- 26. Chen CC, Lu RB, Chen YC, Wang MF, Chang YC, et al. (1999) Interaction between the functional polymorphisms of the alcohol-metabolism genes in protection against alcoholism. Am J Hum Genet 65: 795–807.
- 27. Kim DJ, Choi IG, Park BL, Lee BC, Ham BJ, et al. (2008) Major genetic components underlying alcoholism in Korean population. Hum Mol Genet 17: 854–858.
- 28. Haynie D (2007 April 25) Asian party-goers strive to get rid of that ‘glow’. Columbia News Service. Available: http://www.azcentral.com/ent/pop/articles/0425asianglow-CR.html. Accessed 23 February 2009.

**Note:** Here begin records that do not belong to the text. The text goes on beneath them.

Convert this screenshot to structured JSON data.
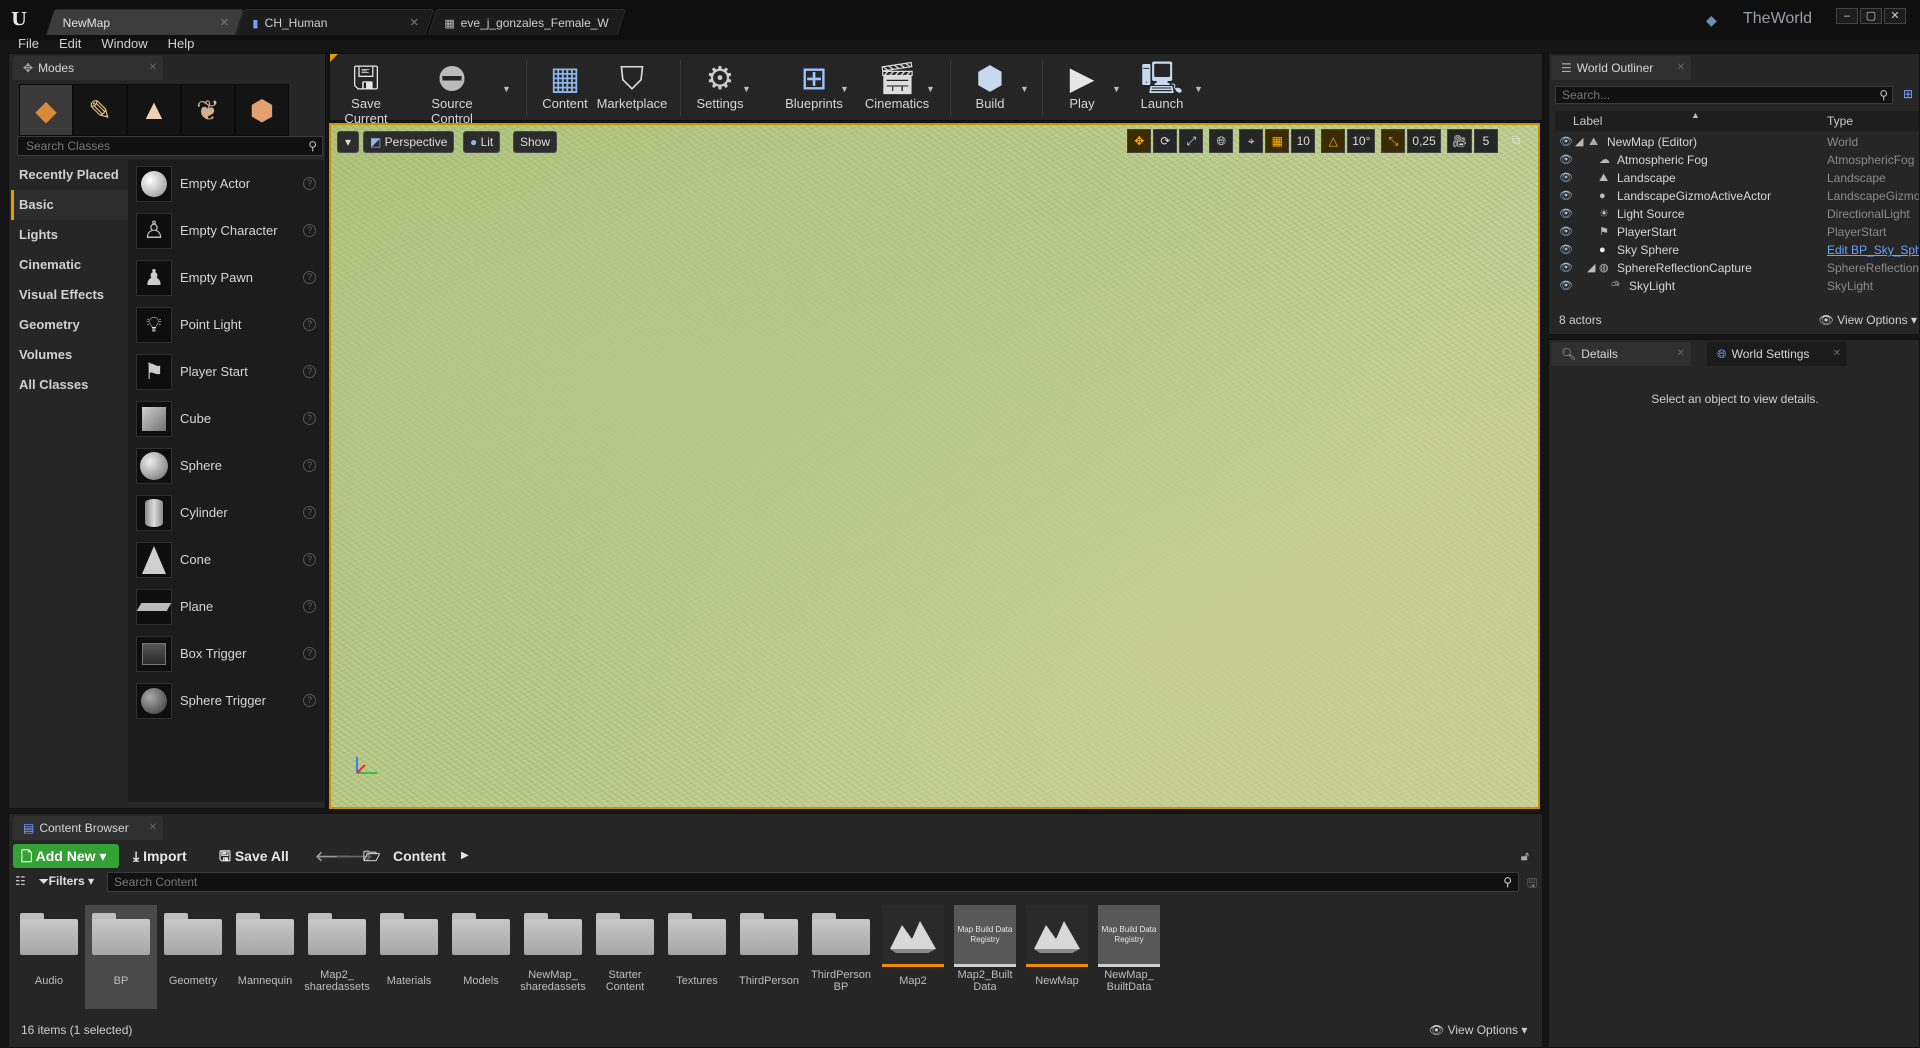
{
  "window": {
    "tabs": [
      {
        "label": "NewMap"
      },
      {
        "label": "CH_Human"
      },
      {
        "label": "eve_j_gonzales_Female_W"
      }
    ],
    "project_name": "TheWorld",
    "logo": "U"
  },
  "menu": [
    "File",
    "Edit",
    "Window",
    "Help"
  ],
  "modes": {
    "tab_label": "Modes",
    "search_placeholder": "Search Classes",
    "categories": [
      "Recently Placed",
      "Basic",
      "Lights",
      "Cinematic",
      "Visual Effects",
      "Geometry",
      "Volumes",
      "All Classes"
    ],
    "selected_category": "Basic",
    "items": [
      "Empty Actor",
      "Empty Character",
      "Empty Pawn",
      "Point Light",
      "Player Start",
      "Cube",
      "Sphere",
      "Cylinder",
      "Cone",
      "Plane",
      "Box Trigger",
      "Sphere Trigger"
    ]
  },
  "toolbar": {
    "buttons": [
      "Save Current",
      "Source Control",
      "Content",
      "Marketplace",
      "Settings",
      "Blueprints",
      "Cinematics",
      "Build",
      "Play",
      "Launch"
    ]
  },
  "viewport": {
    "view_mode": "Perspective",
    "lighting": "Lit",
    "show": "Show",
    "grid_snap": "10",
    "rotation_snap": "10°",
    "scale_snap": "0,25",
    "camera_speed": "5"
  },
  "outliner": {
    "tab_label": "World Outliner",
    "search_placeholder": "Search...",
    "col_label": "Label",
    "col_type": "Type",
    "rows": [
      {
        "label": "NewMap (Editor)",
        "type": "World"
      },
      {
        "label": "Atmospheric Fog",
        "type": "AtmosphericFog"
      },
      {
        "label": "Landscape",
        "type": "Landscape"
      },
      {
        "label": "LandscapeGizmoActiveActor",
        "type": "LandscapeGizmoA"
      },
      {
        "label": "Light Source",
        "type": "DirectionalLight"
      },
      {
        "label": "PlayerStart",
        "type": "PlayerStart"
      },
      {
        "label": "Sky Sphere",
        "type": "Edit BP_Sky_Sphe"
      },
      {
        "label": "SphereReflectionCapture",
        "type": "SphereReflectionC"
      },
      {
        "label": "SkyLight",
        "type": "SkyLight"
      }
    ],
    "actor_count": "8 actors",
    "view_options": "View Options"
  },
  "details": {
    "tab_label": "Details",
    "world_settings_label": "World Settings",
    "empty_message": "Select an object to view details."
  },
  "content_browser": {
    "tab_label": "Content Browser",
    "add_new": "Add New",
    "import": "Import",
    "save_all": "Save All",
    "path": "Content",
    "filters": "Filters",
    "search_placeholder": "Search Content",
    "assets": [
      {
        "name": "Audio",
        "kind": "folder"
      },
      {
        "name": "BP",
        "kind": "folder"
      },
      {
        "name": "Geometry",
        "kind": "folder"
      },
      {
        "name": "Mannequin",
        "kind": "folder"
      },
      {
        "name": "Map2_ sharedassets",
        "kind": "folder"
      },
      {
        "name": "Materials",
        "kind": "folder"
      },
      {
        "name": "Models",
        "kind": "folder"
      },
      {
        "name": "NewMap_ sharedassets",
        "kind": "folder"
      },
      {
        "name": "Starter Content",
        "kind": "folder"
      },
      {
        "name": "Textures",
        "kind": "folder"
      },
      {
        "name": "ThirdPerson",
        "kind": "folder"
      },
      {
        "name": "ThirdPerson BP",
        "kind": "folder"
      },
      {
        "name": "Map2",
        "kind": "map"
      },
      {
        "name": "Map2_Built Data",
        "kind": "registry"
      },
      {
        "name": "NewMap",
        "kind": "map"
      },
      {
        "name": "NewMap_ BuiltData",
        "kind": "registry"
      }
    ],
    "registry_thumb_text": "Map Build Data Registry",
    "selected_asset": "BP",
    "status": "16 items (1 selected)",
    "view_options": "View Options"
  }
}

- 29. Yokoyama A, Kato H, Yokoyama T, Igaki H, Tsujinaka T, et al. (2006) Esophageal squamous cell carcinoma and aldehyde dehydrogenase-2 genotypes in Japanese females. Alcohol Clin Exp Res 30: 491–500.
- 30. Lee CH, Wu DC, Lee JM, Wu IC, Goan YG, et al. (2007) Carcinogenetic impact of alcohol intake on squamous cell carcinoma risk of the oesophagus in relation to tobacco smoking. Eur J Cancer 43: 1188–1199.

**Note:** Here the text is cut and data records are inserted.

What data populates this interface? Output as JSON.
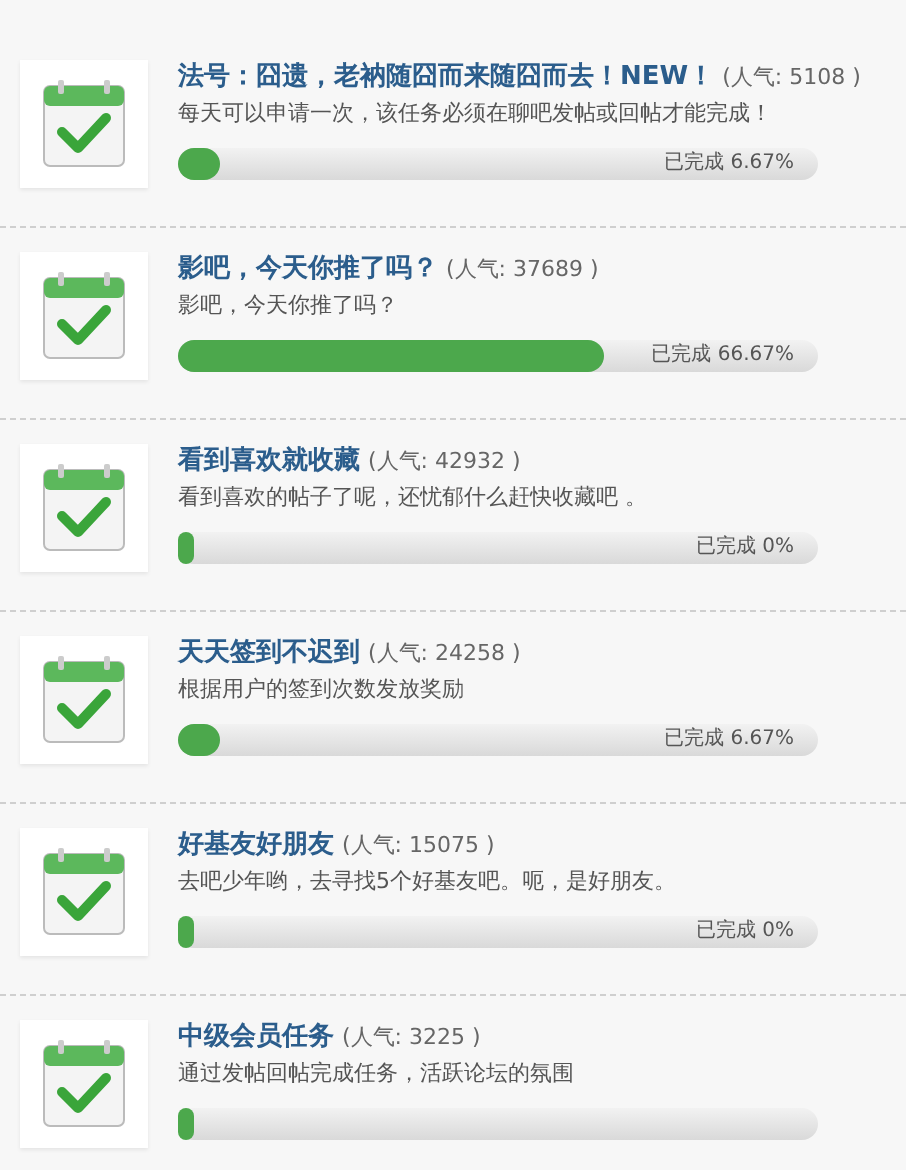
{
  "tasks": [
    {
      "title": "法号：囧遗，老衲随囧而来随囧而去！NEW！",
      "popularity": "(人气: 5108 )",
      "description": "每天可以申请一次，该任务必须在聊吧发帖或回帖才能完成！",
      "level": 0.0667,
      "progress": "已完成 6.67%"
    },
    {
      "title": "影吧，今天你推了吗？",
      "popularity": "(人气: 37689 )",
      "description": "影吧，今天你推了吗？",
      "level": 0.6667,
      "progress": "已完成 66.67%"
    },
    {
      "title": "看到喜欢就收藏",
      "popularity": "(人气: 42932 )",
      "description": "看到喜欢的帖子了呢，还忧郁什么赶快收藏吧 。",
      "level": 0,
      "progress": "已完成 0%"
    },
    {
      "title": "天天签到不迟到",
      "popularity": "(人气: 24258 )",
      "description": "根据用户的签到次数发放奖励",
      "level": 0.0667,
      "progress": "已完成 6.67%"
    },
    {
      "title": "好基友好朋友",
      "popularity": "(人气: 15075 )",
      "description": "去吧少年哟，去寻找5个好基友吧。呃，是好朋友。",
      "level": 0,
      "progress": "已完成 0%"
    },
    {
      "title": "中级会员任务",
      "popularity": "(人气: 3225 )",
      "description": "通过发帖回帖完成任务，活跃论坛的氛围",
      "level": 0
    }
  ]
}
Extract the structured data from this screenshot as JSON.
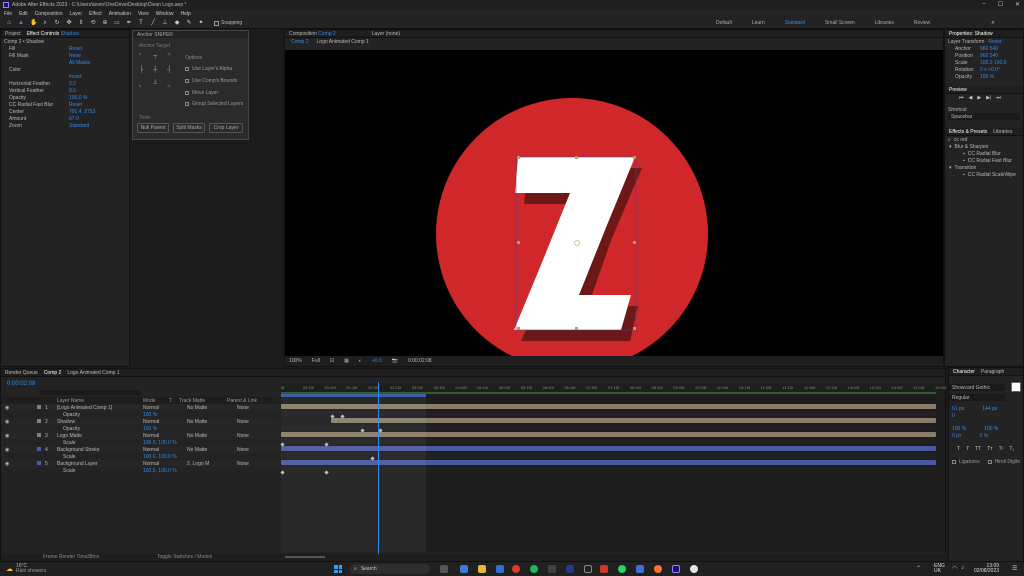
{
  "title_bar": {
    "title": "Adobe After Effects 2023 - C:\\Users\\kevin\\OneDrive\\Desktop\\Clean Logo.aep *"
  },
  "menu": [
    "File",
    "Edit",
    "Composition",
    "Layer",
    "Effect",
    "Animation",
    "View",
    "Window",
    "Help"
  ],
  "toolbar": {
    "snapping_label": "Snapping",
    "workspaces": [
      "Default",
      "Learn",
      "Standard",
      "Small Screen",
      "Libraries",
      "Review"
    ],
    "active_workspace": "Standard"
  },
  "left_panel": {
    "tab_project": "Project",
    "tab_effects": "Effect Controls",
    "effects_layer": "Shadow",
    "comp_label": "Comp 2 • Shadow",
    "rows": [
      {
        "name": "Fill",
        "value": "Reset"
      },
      {
        "name": "Fill Mask",
        "value": "None"
      },
      {
        "name": "",
        "value": "All Masks"
      },
      {
        "name": "Color",
        "value": ""
      },
      {
        "name": "",
        "value": "Invert"
      },
      {
        "name": "Horizontal Feather",
        "value": "0.0"
      },
      {
        "name": "Vertical Feather",
        "value": "0.0"
      },
      {
        "name": "Opacity",
        "value": "100.0 %"
      },
      {
        "name": "CC Radial Fast Blur",
        "value": "Reset"
      },
      {
        "name": "Center",
        "value": "791.4, 2753"
      },
      {
        "name": "Amount",
        "value": "67.0"
      },
      {
        "name": "Zoom",
        "value": "Standard"
      }
    ]
  },
  "snipper": {
    "title": "Anchor SNIPER",
    "anchor_target": "Anchor Target",
    "options_label": "Options",
    "options": [
      "Use Layer's Alpha",
      "Use Comp's Bounds",
      "Move Layer",
      "Group Selected Layers"
    ],
    "tools_label": "Tools",
    "buttons": [
      "Null Parent",
      "Split Masks",
      "Crop Layer"
    ]
  },
  "composition": {
    "tab_label": "Composition",
    "comp_name": "Comp 2",
    "layer_tab": "Layer (none)",
    "breadcrumbs": [
      "Comp 2",
      "Logo Animated Comp 1"
    ],
    "zoom": "100%",
    "resolution": "Full",
    "exposure": "+0.0",
    "timecode": "0:00:02:08",
    "logo_letter": "Z",
    "circle_color": "#d0282a"
  },
  "right_panels": {
    "properties_title": "Properties: Shadow",
    "layer_transform": "Layer Transform",
    "reset": "Reset",
    "props": [
      {
        "name": "Anchor",
        "value": "960  540"
      },
      {
        "name": "Position",
        "value": "960  540"
      },
      {
        "name": "Scale",
        "value": "100.0  100.0"
      },
      {
        "name": "Rotation",
        "value": "0 x +0.0°"
      },
      {
        "name": "Opacity",
        "value": "100 %"
      }
    ],
    "preview_title": "Preview",
    "shortcut_label": "Shortcut",
    "shortcut_value": "Spacebar",
    "effects_presets": "Effects & Presets",
    "libraries": "Libraries",
    "search_value": "cc red",
    "tree": [
      {
        "label": "Blur & Sharpen",
        "indent": 0
      },
      {
        "label": "CC Radial Blur",
        "indent": 1
      },
      {
        "label": "CC Radial Fast Blur",
        "indent": 1
      },
      {
        "label": "Transition",
        "indent": 0
      },
      {
        "label": "CC Radial ScaleWipe",
        "indent": 1
      }
    ]
  },
  "character": {
    "tab_character": "Character",
    "tab_paragraph": "Paragraph",
    "font": "Showcard Gothic",
    "style": "Regular",
    "size": "61 px",
    "leading": "144 px",
    "tracking": "0",
    "scale_v": "100 %",
    "scale_h": "100 %",
    "baseline": "0 px",
    "tsume": "0 %",
    "ligatures": "Ligatures",
    "hindi_digits": "Hindi Digits"
  },
  "timeline": {
    "tab_render": "Render Queue",
    "tab_comp": "Comp 2",
    "tab_logo": "Logo Animated Comp 1",
    "timecode": "0:00:02:08",
    "columns": [
      "Layer Name",
      "Mode",
      "T",
      "Track Matte",
      "Parent & Link"
    ],
    "layers": [
      {
        "num": "1",
        "name": "[Logo Animated Comp 1]",
        "mode": "Normal",
        "matte": "No Matte",
        "parent": "None",
        "sub": false,
        "color": "#8a7d6a"
      },
      {
        "num": "",
        "name": "Opacity",
        "mode": "",
        "matte": "",
        "parent": "",
        "sub": true,
        "value": "100 %"
      },
      {
        "num": "2",
        "name": "Shadow",
        "mode": "Normal",
        "matte": "No Matte",
        "parent": "None",
        "sub": false,
        "color": "#8a7d6a"
      },
      {
        "num": "",
        "name": "Opacity",
        "mode": "",
        "matte": "",
        "parent": "",
        "sub": true,
        "value": "100 %"
      },
      {
        "num": "3",
        "name": "Logo Matte",
        "mode": "Normal",
        "matte": "No Matte",
        "parent": "None",
        "sub": false,
        "color": "#8a7d6a"
      },
      {
        "num": "",
        "name": "Scale",
        "mode": "",
        "matte": "",
        "parent": "",
        "sub": true,
        "value": "100.0, 100.0 %"
      },
      {
        "num": "4",
        "name": "Background Stroke",
        "mode": "Normal",
        "matte": "No Matte",
        "parent": "None",
        "sub": false,
        "color": "#4a5aa0"
      },
      {
        "num": "",
        "name": "Scale",
        "mode": "",
        "matte": "",
        "parent": "",
        "sub": true,
        "value": "100.0, 100.0 %"
      },
      {
        "num": "5",
        "name": "Background Layer",
        "mode": "Normal",
        "matte": "2. Logo M",
        "parent": "None",
        "sub": false,
        "color": "#4a5aa0"
      },
      {
        "num": "",
        "name": "Scale",
        "mode": "",
        "matte": "",
        "parent": "",
        "sub": true,
        "value": "100.0, 100.0 %"
      }
    ],
    "ruler_ticks": [
      "0f",
      "00:15f",
      "01:00f",
      "01:15f",
      "02:00f",
      "02:15f",
      "03:00f",
      "03:15f",
      "04:00f",
      "04:15f",
      "05:00f",
      "05:15f",
      "06:00f",
      "06:15f",
      "07:00f",
      "07:15f",
      "08:00f",
      "08:15f",
      "09:00f",
      "09:15f",
      "10:00f",
      "10:15f",
      "11:00f",
      "11:15f",
      "12:00f",
      "12:15f",
      "13:00f",
      "13:15f",
      "14:00f",
      "14:15f",
      "15:00f"
    ],
    "frame_render_time": "Frame Render Time",
    "frame_render_value": "38ms",
    "toggle_label": "Toggle Switches / Modes"
  },
  "taskbar": {
    "weather_temp": "16°C",
    "weather_desc": "Rain showers",
    "search": "Search",
    "lang": "ENG",
    "region": "UK",
    "time": "13:09",
    "date": "02/08/2023"
  }
}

- 31. Yokoyama T, Yokoyama A, Kumagai Y, Omori T, Kato H, et al. (2008) Health risk appraisal models for mass screening of esophageal cancer in Japanese men. Cancer Epidemiol Biomarkers Prev 17: 2846–2854.
- 32. Bollschweiler E, Baldus SE, Schroder W, Prenzel K, Gutschow C, et al. (2006) High rate of lymph-node metastasis in submucosal esophageal squamous-cell carcinomas and adenocarcinomas. Endoscopy 38: 149–156.
- 33. Goedde HW, Agarwal DP, Harada S (1979) Alcohol metabolizing enzymes: Studies of isozymes in human biopsies and cultured fibroblasts. Clin Genet 16: 29–33.
- 34. Muramatsu T, Higuchi S, Shigemori K, Saito M, Sasao M, et al. (1989) Ethanol patch test—A simple and sensitive method for identifying ALDH phenotype. Alcohol Clin Exp Res 13: 229–231.
- 35. Yokoyama A, Kato H, Yokoyama T, Tsujinaka T, Muto M, et al. (2002) Genetic polymorphisms of alcohol and aldehyde dehydrogenases and glutathione S-transferase M1 and drinking, smoking, and diet in Japanese men with esophageal squamous cell carcinoma. Carcinogenesis 23: 1851–1859.
- 36. Bruzzi P, Green SB, Byar DP, Brinton LA, Schairer C (1985) Estimating the population attributable risk for multiple risk factors using case-control data. Am J Epidemiol 122: 904–914.